must stamp indelible infamy not only on the perpetrators but on their superior, who, having the power to check these outrages on humanity, numerous and well authenticated as they have been, have not yet in a single instance of which I am aware inflicted punishment on the wrong-doers. Since my last communication to you one General McNeil murdered seven prisoners of war in cold blood, and the demand for his punishment has reMained unsatisfied. The Government of the United States, after promising examination and explanation in relation to the charges made against General Benjamin F. Butler, has by its subsequent silence, after repeated efforts on my part to obtain some answer on the subject, not only admitted his guilt but sanctioned it by acquiescence, and I have accordingly branded this criminal as an outlaw, and directed his execution in expiation of his crimes if he should fall into the hands of any of our forces. Recently I have received apparently authentic intelligence of another general by the name of Milroy, who has issued orders in Western Virginia for the payment of money to him by the inhabitants, accompanied by the most savage threats of shooting every recusant, besides burning his house, and threatening similar atrocities against any of our citizens who shall fail to betray their country by giving him prompt notice of the approach of any of our forces, and this subject has also been submitted to the superior military authorities of the United States with but faint hope that they will evince any disapprobation of the act. Humanity shudders at the appalling atrocities which are being daily multiplied under the sanction of those who have obtained temporary possession of power in the United States, and who are fast making its once fair name a byword of reproach among civilized men. Not even the natural indignation inspired by this conduct should make us, however, so unjust as to attribute to the whole mass of the people who are subjected to the despotism that now reigns with unbridled license in the city of Washington a willing acquiescence in its conduct of the war. There must necessarily exist among our enemies very many, perhaps a majority, whose humanity recoils from all participation in such atrocities, but who cannot be held wholly guiltless while peontinuance without an effort at repression.

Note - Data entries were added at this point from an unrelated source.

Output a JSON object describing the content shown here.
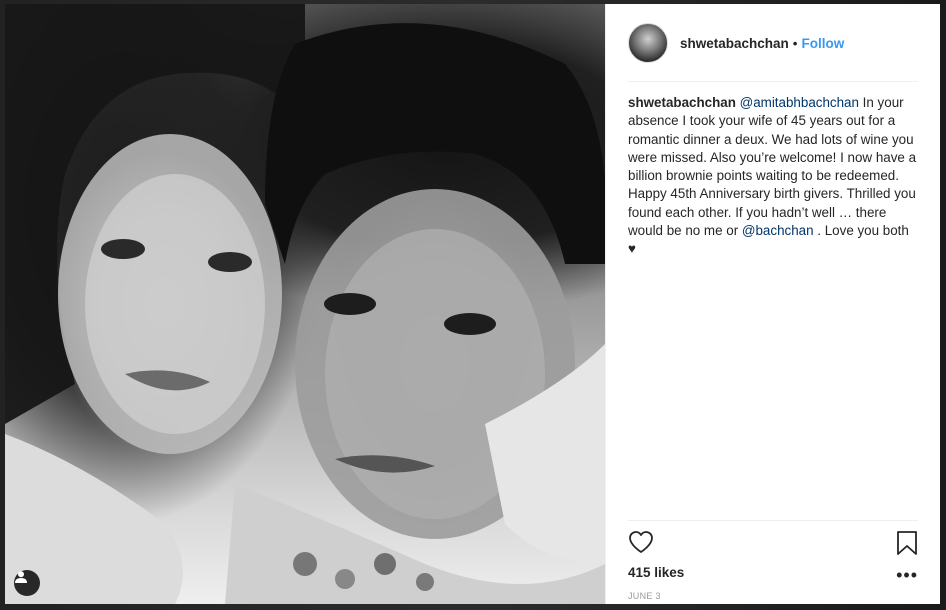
{
  "post": {
    "image_alt": "black and white couple photo",
    "user_tag_icon": "person-icon"
  },
  "header": {
    "username": "shwetabachchan",
    "separator": "•",
    "follow_label": "Follow"
  },
  "caption": {
    "username": "shwetabachchan",
    "mention_1": "@amitabhbachchan",
    "text_1": " In your absence I took your wife of 45 years out for a romantic dinner a deux. We had lots of wine you were missed. Also you’re welcome! I now have a billion brownie points waiting to be redeemed. Happy 45th Anniversary birth givers. Thrilled you found each other. If you hadn’t well … there would be no me or ",
    "mention_2": "@bachchan",
    "text_2": " . Love you both ♥"
  },
  "actions": {
    "like_icon": "heart-outline-icon",
    "save_icon": "bookmark-outline-icon",
    "more_label": "•••"
  },
  "stats": {
    "likes": "415 likes",
    "date": "JUNE 3"
  },
  "colors": {
    "link": "#3897f0",
    "mention": "#003569",
    "text": "#262626",
    "muted": "#999999"
  }
}
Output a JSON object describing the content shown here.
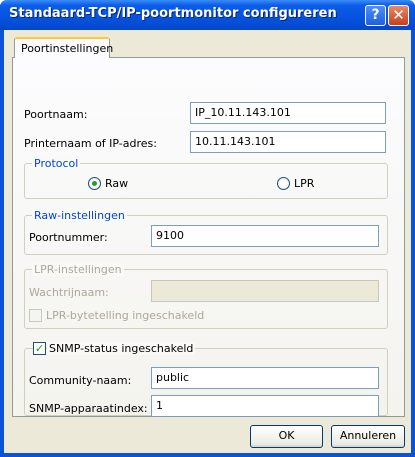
{
  "window": {
    "title": "Standaard-TCP/IP-poortmonitor configureren",
    "help_label": "?",
    "close_label": "✕"
  },
  "tabs": [
    {
      "label": "Poortinstellingen"
    }
  ],
  "port_settings": {
    "port_name_label": "Poortnaam:",
    "port_name_value": "IP_10.11.143.101",
    "printer_label": "Printernaam of IP-adres:",
    "printer_value": "10.11.143.101"
  },
  "protocol": {
    "legend": "Protocol",
    "options": [
      {
        "label": "Raw",
        "selected": true
      },
      {
        "label": "LPR",
        "selected": false
      }
    ]
  },
  "raw_settings": {
    "legend": "Raw-instellingen",
    "port_number_label": "Poortnummer:",
    "port_number_value": "9100"
  },
  "lpr_settings": {
    "legend": "LPR-instellingen",
    "queue_label": "Wachtrijnaam:",
    "queue_value": "",
    "byte_count_label": "LPR-bytetelling ingeschakeld",
    "byte_count_checked": false
  },
  "snmp": {
    "enabled_label": "SNMP-status ingeschakeld",
    "enabled": true,
    "community_label": "Community-naam:",
    "community_value": "public",
    "device_index_label": "SNMP-apparaatindex:",
    "device_index_value": "1"
  },
  "footer": {
    "ok_label": "OK",
    "cancel_label": "Annuleren"
  }
}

The public journals of the North have been received, containing a proclamation, dated on the 1st day of the present month, signed by the President of the United States, in which he orders and declares all slaves within ten of the States of the Confederacy to be free, except such as are found within certain districts now occupied in part by the armed forces of the enemy. We may well leave it to the instincts of that common humanity which a beneficent Creator has implanted in the breasts of our fellow men of all countries to pass judgment on a measure by which several millions of human beings of an inferior race, peaceful and contended laborers in their sphere, are doomed to extermination, while at the same time they are encouraged to a general assassination of their masters by the insidious recommendation "to abstain from violence unless in necessary self-defense. " Our own detestation of those who have attempted the most execrable measure recorded in the history of guilty man is tempered by profound contempt for the impotent rage which it discloses. So far as regards the action of this Government on such criminals as may attempt its execution, I confine myself to informing you that I shall, unless in your wisdom you deem some other course more expedient, deliver to the several State authorities all commissioned officers of the United States that may hereafter be captured by our forces in